If The Small Faces are remembered for their moddish neatness and their insertion of a particularly English sensibility into psychedelia, then Humble Pie were the absolute opposite, a filthy immersion in Americana, and this is why so few admirers of the former band have any interest in the latter. Humble Pie began as a kind of super group, hoping to take the commercial success of The Small Faces onto the world stage, but after their first record company, Immediate, folded, they were picked up by American management and an American record company, and became, with their self-titled third album, a de facto American band. Based in the US, and with all their efforts made to crack that market, their manager Dee Anthony did whatever he could to limit their return to British soil in case it prompted them to become homesick.

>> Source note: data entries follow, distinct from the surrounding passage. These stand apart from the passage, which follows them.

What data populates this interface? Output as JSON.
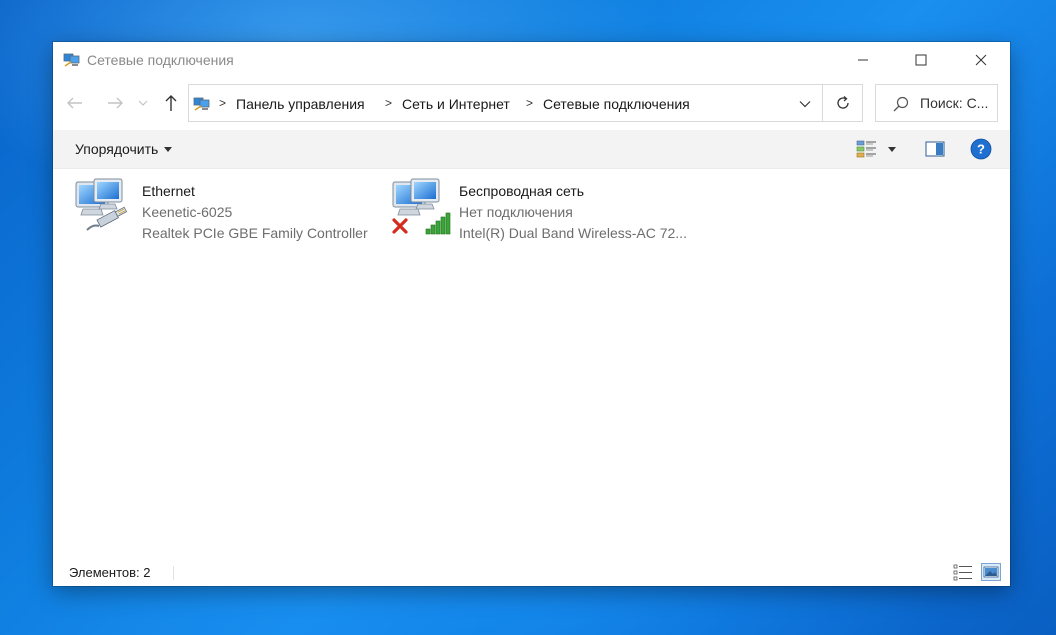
{
  "window": {
    "title": "Сетевые подключения"
  },
  "navigation": {
    "breadcrumbs": [
      {
        "label": "Панель управления"
      },
      {
        "label": "Сеть и Интернет"
      },
      {
        "label": "Сетевые подключения"
      }
    ],
    "search_placeholder": "Поиск: С..."
  },
  "toolbar": {
    "organize_label": "Упорядочить"
  },
  "connections": [
    {
      "name": "Ethernet",
      "network": "Keenetic-6025",
      "device": "Realtek PCIe GBE Family Controller",
      "icon": "ethernet-cable-icon"
    },
    {
      "name": "Беспроводная сеть",
      "status": "Нет подключения",
      "device": "Intel(R) Dual Band Wireless-AC 72...",
      "icon": "wifi-signal-icon"
    }
  ],
  "statusbar": {
    "item_count": "Элементов: 2"
  },
  "colors": {
    "desktop": "#0f7fe0",
    "help_blue": "#1e6fd0",
    "error_red": "#d42b1e",
    "signal_green": "#3aa63a"
  }
}
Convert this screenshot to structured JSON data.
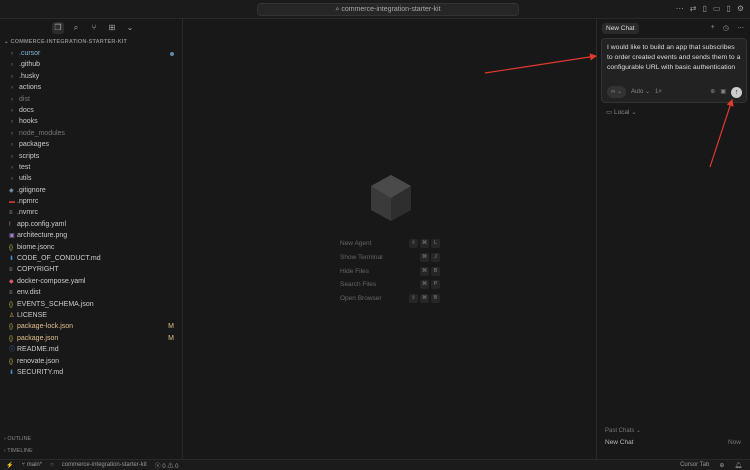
{
  "titlebar": {
    "search": "commerce-integration-starter-kit"
  },
  "explorer": {
    "root": "COMMERCE-INTEGRATION-STARTER-KIT",
    "items": [
      {
        "name": ".cursor",
        "type": "folder",
        "style": "cur",
        "dot": true
      },
      {
        "name": ".github",
        "type": "folder"
      },
      {
        "name": ".husky",
        "type": "folder"
      },
      {
        "name": "actions",
        "type": "folder"
      },
      {
        "name": "dist",
        "type": "folder",
        "style": "dim"
      },
      {
        "name": "docs",
        "type": "folder"
      },
      {
        "name": "hooks",
        "type": "folder"
      },
      {
        "name": "node_modules",
        "type": "folder",
        "style": "dim"
      },
      {
        "name": "packages",
        "type": "folder"
      },
      {
        "name": "scripts",
        "type": "folder"
      },
      {
        "name": "test",
        "type": "folder"
      },
      {
        "name": "utils",
        "type": "folder"
      },
      {
        "name": ".gitignore",
        "icon": "◆",
        "color": "#6a8fa8"
      },
      {
        "name": ".npmrc",
        "icon": "▬",
        "color": "#c0392b"
      },
      {
        "name": ".nvmrc",
        "icon": "≡",
        "color": "#999"
      },
      {
        "name": "app.config.yaml",
        "icon": "!",
        "color": "#c9a"
      },
      {
        "name": "architecture.png",
        "icon": "▣",
        "color": "#a67fd0"
      },
      {
        "name": "biome.jsonc",
        "icon": "{}",
        "color": "#cbb84a"
      },
      {
        "name": "CODE_OF_CONDUCT.md",
        "icon": "⬇",
        "color": "#4a90d9"
      },
      {
        "name": "COPYRIGHT",
        "icon": "≡",
        "color": "#999"
      },
      {
        "name": "docker-compose.yaml",
        "icon": "◆",
        "color": "#e05a6a"
      },
      {
        "name": "env.dist",
        "icon": "≡",
        "color": "#999"
      },
      {
        "name": "EVENTS_SCHEMA.json",
        "icon": "{}",
        "color": "#cbb84a"
      },
      {
        "name": "LICENSE",
        "icon": "♙",
        "color": "#cbb84a"
      },
      {
        "name": "package-lock.json",
        "icon": "{}",
        "color": "#cbb84a",
        "style": "mod",
        "badge": "M"
      },
      {
        "name": "package.json",
        "icon": "{}",
        "color": "#cbb84a",
        "style": "mod",
        "badge": "M"
      },
      {
        "name": "README.md",
        "icon": "ⓘ",
        "color": "#4a90d9"
      },
      {
        "name": "renovate.json",
        "icon": "{}",
        "color": "#cbb84a"
      },
      {
        "name": "SECURITY.md",
        "icon": "⬇",
        "color": "#4a90d9"
      }
    ],
    "outline": "OUTLINE",
    "timeline": "TIMELINE"
  },
  "shortcuts": [
    {
      "label": "New Agent",
      "keys": [
        "⇧",
        "⌘",
        "L"
      ]
    },
    {
      "label": "Show Terminal",
      "keys": [
        "⌘",
        "J"
      ]
    },
    {
      "label": "Hide Files",
      "keys": [
        "⌘",
        "B"
      ]
    },
    {
      "label": "Search Files",
      "keys": [
        "⌘",
        "P"
      ]
    },
    {
      "label": "Open Browser",
      "keys": [
        "⇧",
        "⌘",
        "B"
      ]
    }
  ],
  "chat": {
    "tab": "New Chat",
    "message": "I would like to build an app that subscribes to order created events and sends them to a configurable URL with basic authentication",
    "mode": "∞",
    "model": "Auto ⌄",
    "multiplier": "1×",
    "location": "Local ⌄",
    "past_label": "Past Chats ⌄",
    "past": [
      {
        "title": "New Chat",
        "time": "Now"
      }
    ]
  },
  "status": {
    "branch": "main*",
    "project": "commerce-integration-starter-kit",
    "errors": "ⓧ 0",
    "warnings": "⚠ 0",
    "cursor_tab": "Cursor Tab"
  }
}
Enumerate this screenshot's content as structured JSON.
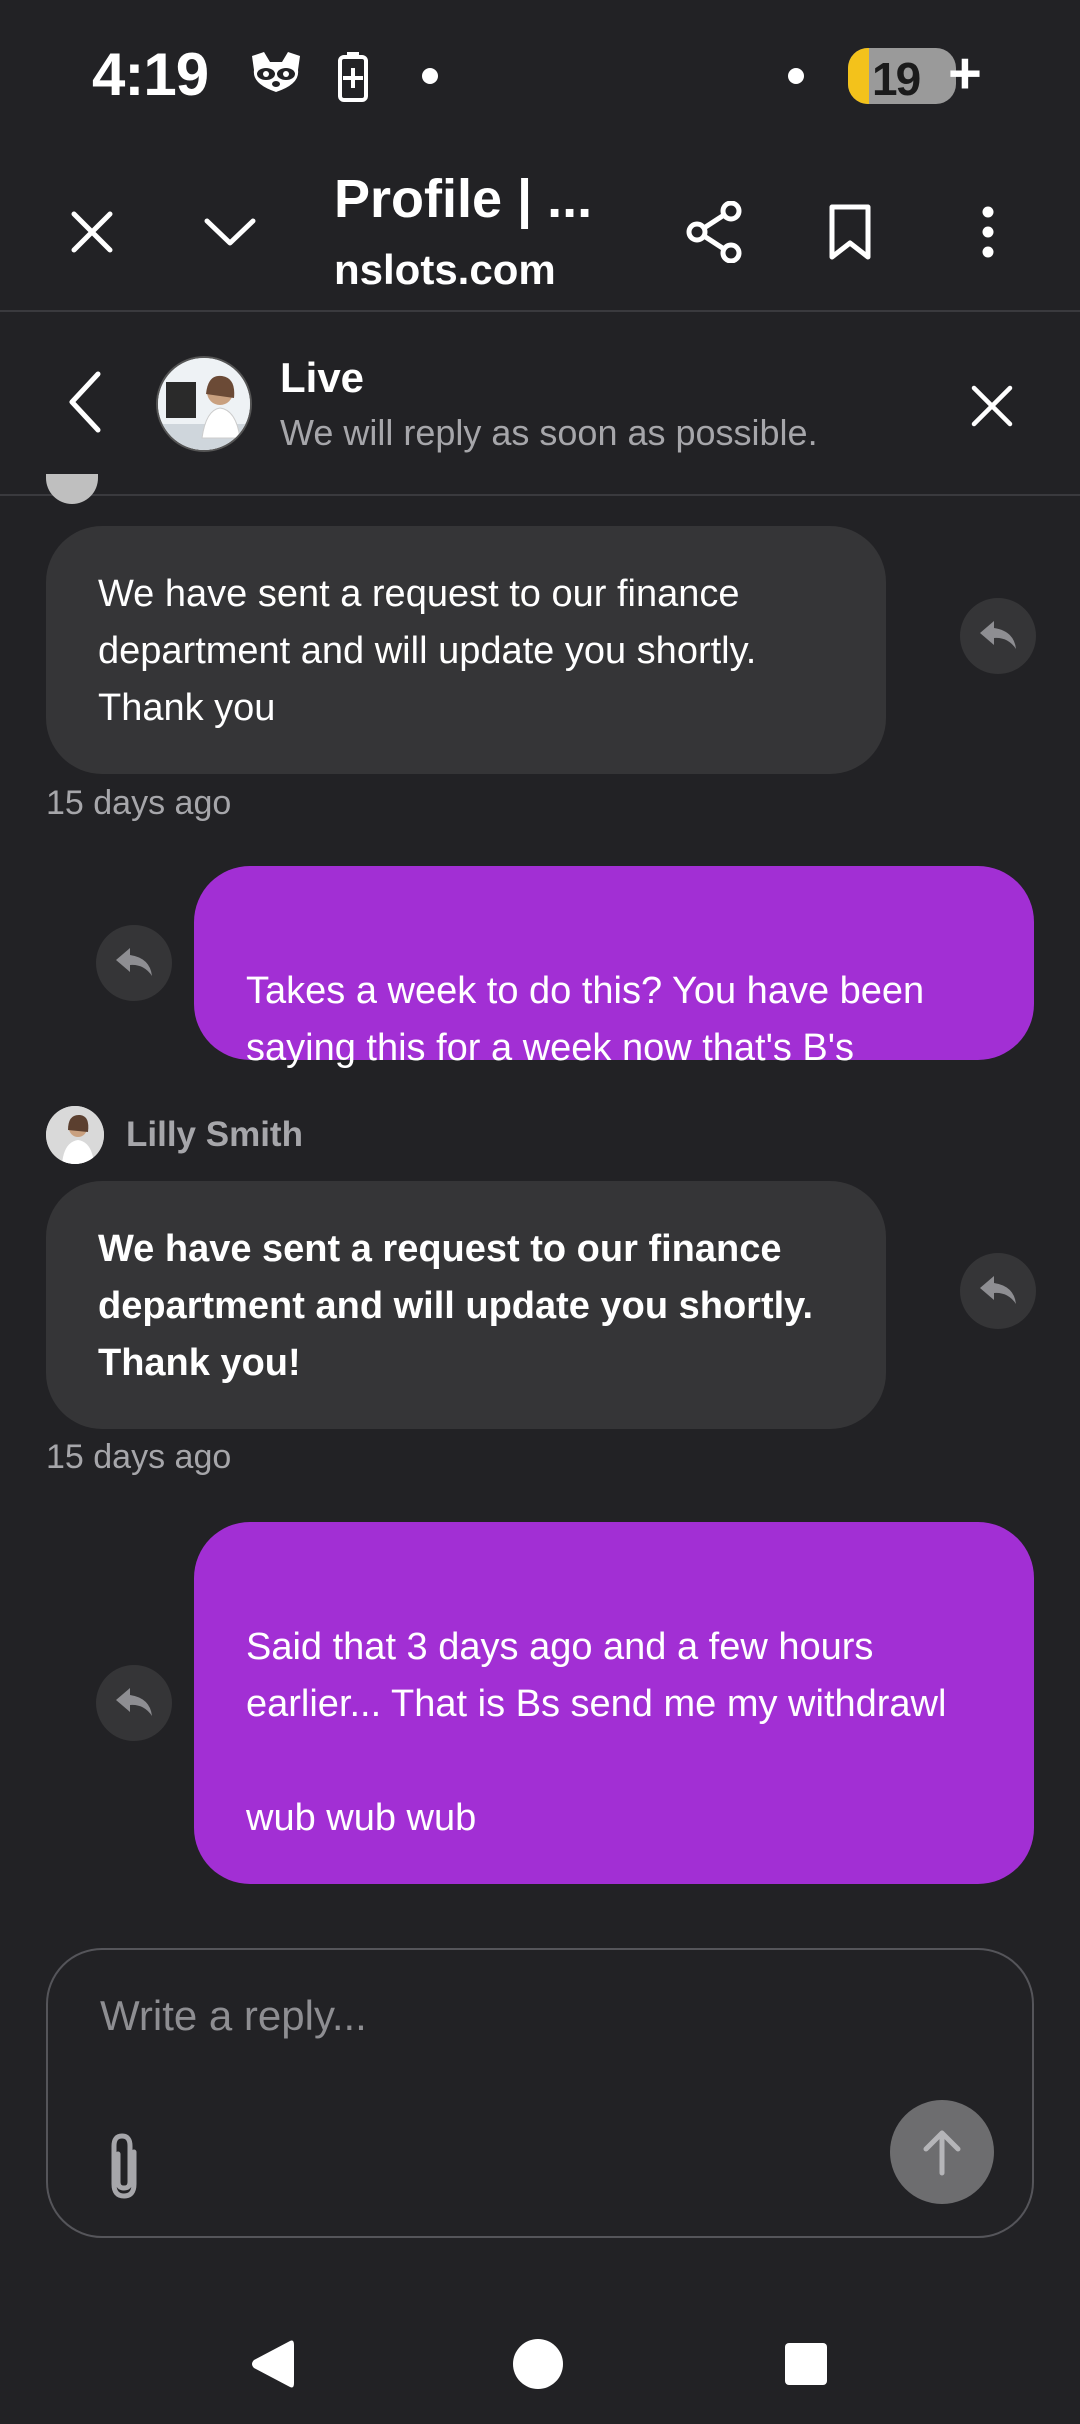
{
  "status_bar": {
    "time": "4:19",
    "battery_level": "19",
    "battery_fraction": 0.19,
    "icons": [
      "raccoon-icon",
      "battery-saver-icon",
      "notification-dot-icon",
      "notification-dot-icon",
      "charging-plus-icon"
    ]
  },
  "browser": {
    "title": "Profile | ...",
    "url": "nslots.com",
    "icons": [
      "close-icon",
      "chevron-down-icon",
      "share-icon",
      "bookmark-icon",
      "more-vertical-icon"
    ]
  },
  "chat_header": {
    "name": "Live",
    "subtitle": "We will reply as soon as possible."
  },
  "messages": [
    {
      "from": "agent",
      "text": "We have sent a request to our finance department and will update you shortly. Thank you",
      "time": "15 days ago"
    },
    {
      "from": "user",
      "text": "Takes a week to do this? You have been saying this for a week now that's B's"
    },
    {
      "from": "agent",
      "sender": "Lilly Smith",
      "text": "We have sent a request to our finance department and will update you shortly. Thank you!",
      "time": "15 days ago"
    },
    {
      "from": "user",
      "text": "Said that 3 days ago and a few hours earlier... That is Bs send me my withdrawl\n\nwub wub wub"
    }
  ],
  "reply": {
    "placeholder": "Write a reply..."
  },
  "colors": {
    "background": "#222225",
    "agent_bubble": "#353537",
    "user_bubble": "#a22fd4",
    "muted_text": "#a6a6aa",
    "battery_accent": "#f3c21b"
  }
}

It was also Anthony who encouraged them towards a funky, hard-rocking sound, and it was this coarsening that prompted the departure of Frampton in 1971, and his replacement by Clem Clempson, whose playing dovetailed perfectly with the palpitating rhythms of Greg Ridley and Jerry Shirley. By 1973’s "Eat It", the band had even picked up their own backing group, the Blackberries, made up of former Ikettes Venetta Fields, Clydie King and Sherlie Matthews, allowing them to plunge even deeper into the Southern Soul sound that had been their initial inspiration.

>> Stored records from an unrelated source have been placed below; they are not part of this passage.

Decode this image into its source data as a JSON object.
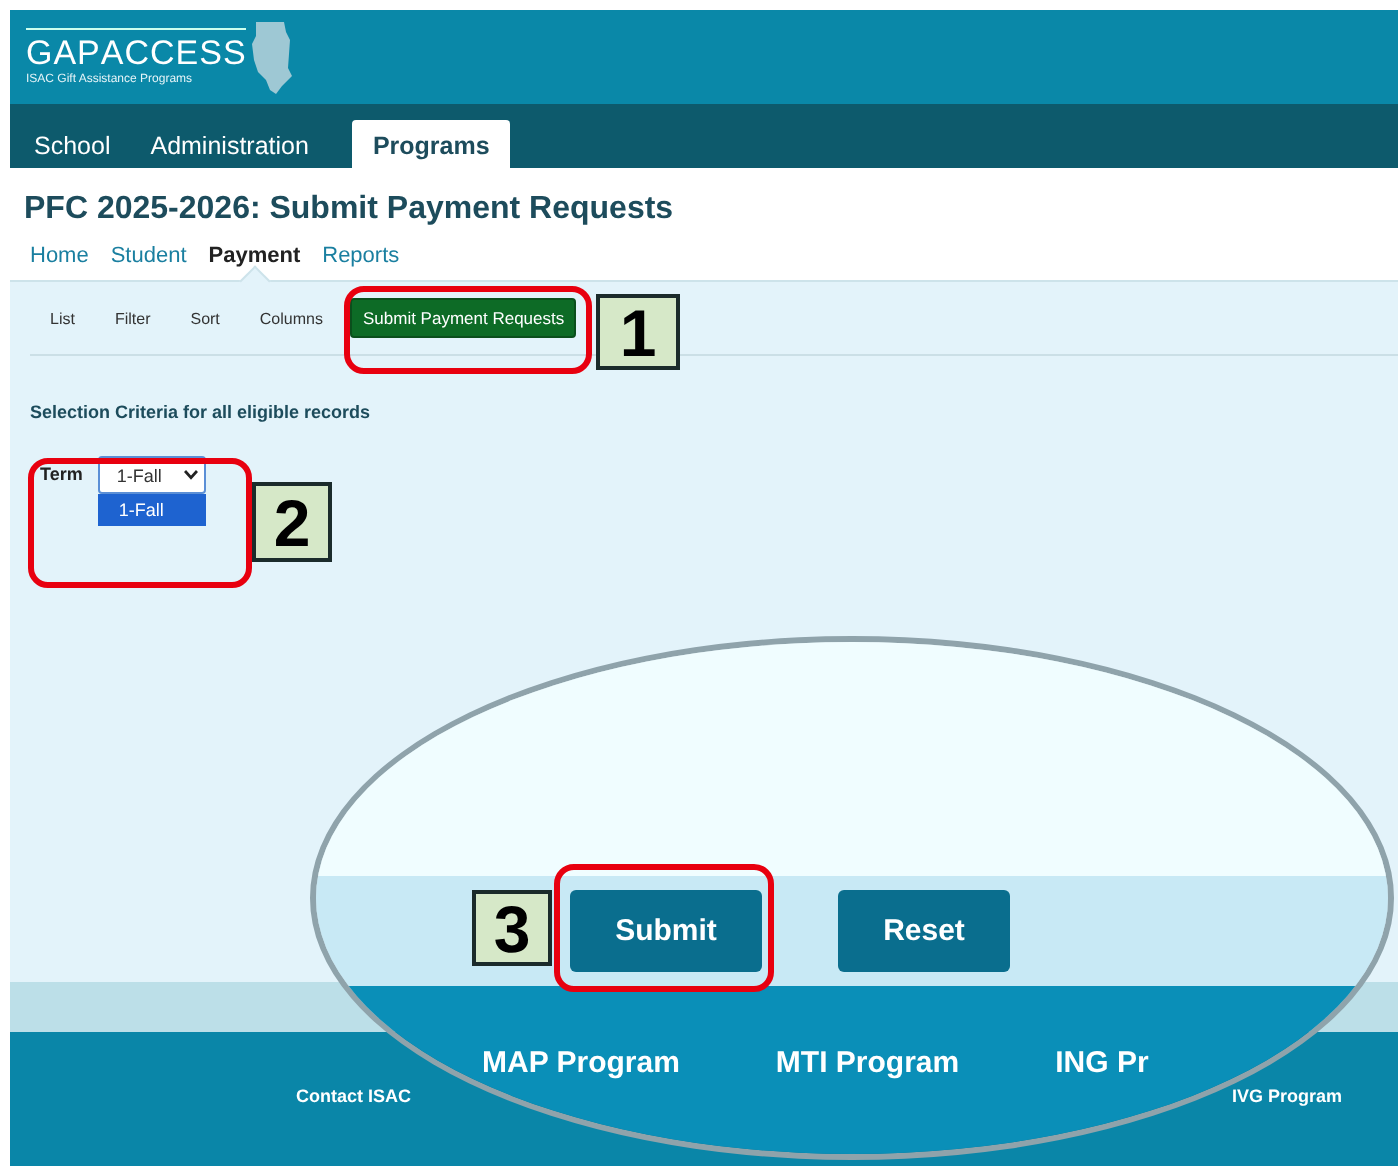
{
  "header": {
    "logo": "**GAP**ACCESS",
    "tagline": "ISAC Gift Assistance Programs"
  },
  "top_tabs": [
    {
      "label": "School",
      "selected": false
    },
    {
      "label": "Administration",
      "selected": false
    },
    {
      "label": "Programs",
      "selected": true
    }
  ],
  "page_title": "PFC 2025-2026: Submit Payment Requests",
  "sub_tabs": [
    {
      "label": "Home",
      "selected": false
    },
    {
      "label": "Student",
      "selected": false
    },
    {
      "label": "Payment",
      "selected": true
    },
    {
      "label": "Reports",
      "selected": false
    }
  ],
  "toolbar": {
    "links": [
      "List",
      "Filter",
      "Sort",
      "Columns"
    ],
    "action": "Submit Payment Requests"
  },
  "criteria_heading": "Selection Criteria for all eligible records",
  "term": {
    "label": "Term",
    "value": "1-Fall",
    "expanded": true,
    "options": [
      {
        "label": "1-Fall",
        "selected": true
      }
    ]
  },
  "footer": {
    "links": [
      "Contact ISAC",
      "IVG Program"
    ]
  },
  "magnifier": {
    "buttons": [
      "Submit",
      "Reset"
    ],
    "program_links": [
      "MAP Program",
      "MTI Program",
      "ING Pr"
    ]
  },
  "callouts": [
    "1",
    "2",
    "3"
  ]
}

Humble Pie were a band who eventually died of exhaustion. By 1974, they had toured the USA non-stop for four years, and returned to Britain to find themselves not only physically shattered, but also penniless, their earnings eroded not only by their own indulgences, but by the familiar record company and management racketeering. After the band fell apart, the impulsive Marriott became suspicious of success, and the remainder of his career was spent in half-hearted attempts to rekindle former glories while consuming hefty amounts of drugs and alcohol and evading the taxman, who was still chasing him over royalties earned more than a decade before. Marriott was to die in a house fire in 1991, caused by him falling asleep in bed with a lit cigarette. His blood sample was found to contain traces of valium, alcohol and cocaine. A deeply tragic, though not entirely surprising end.


Anonymous said...

great piece, but I must confess I find 'The Light of Love' weirdly more mystical and uplifting than any Free, Deep Purple or Led Zep.

I think it's on their first LP.

Paul STN

Anonymous said...

actually, it's not even that weird - it seems to me to be intentional.

Paul STN

Phil Knight said...

Yeah, they do have their expansive moments - "Silver Tongue" and "Strange Days" are other ones, but this side to their music did tend to be shunted aside as their career progressed.

Also, you gotta have an angle, aintcha?

lonepilgrim said...

Thanks for reviving interest in this band - I'd never heard them and for some reason thought they were a particularly lumpen metal band.
You can currently download some live tracks from a 1970 BBC broadcast featuring John Peel here:

Phil Knight said...

Thanks again - I'll dip in and have a listen.

Anonymous said...

How do you know Steve did "a hefty amount of drugs"? Did you tour and party with him? What is and what constitutes "a hefty amount of drugs"? How do you get drugs when you go city to city not knowing who anyone is? Did Steve ever get arrested for trying to buy "drugs"? Dee Anthony should have left them alone instead of running off Frampton.

Phil Knight said...

Because Steve himself says so in the lyrics to "30 Days In The Hole".

If Steve sang about holding down regular employment and investing in property to fund a comfortable retirement, I would have thought he did that instead.

Phil Knight said...

I also forgot to point out that the post above was a manifestation of Tao.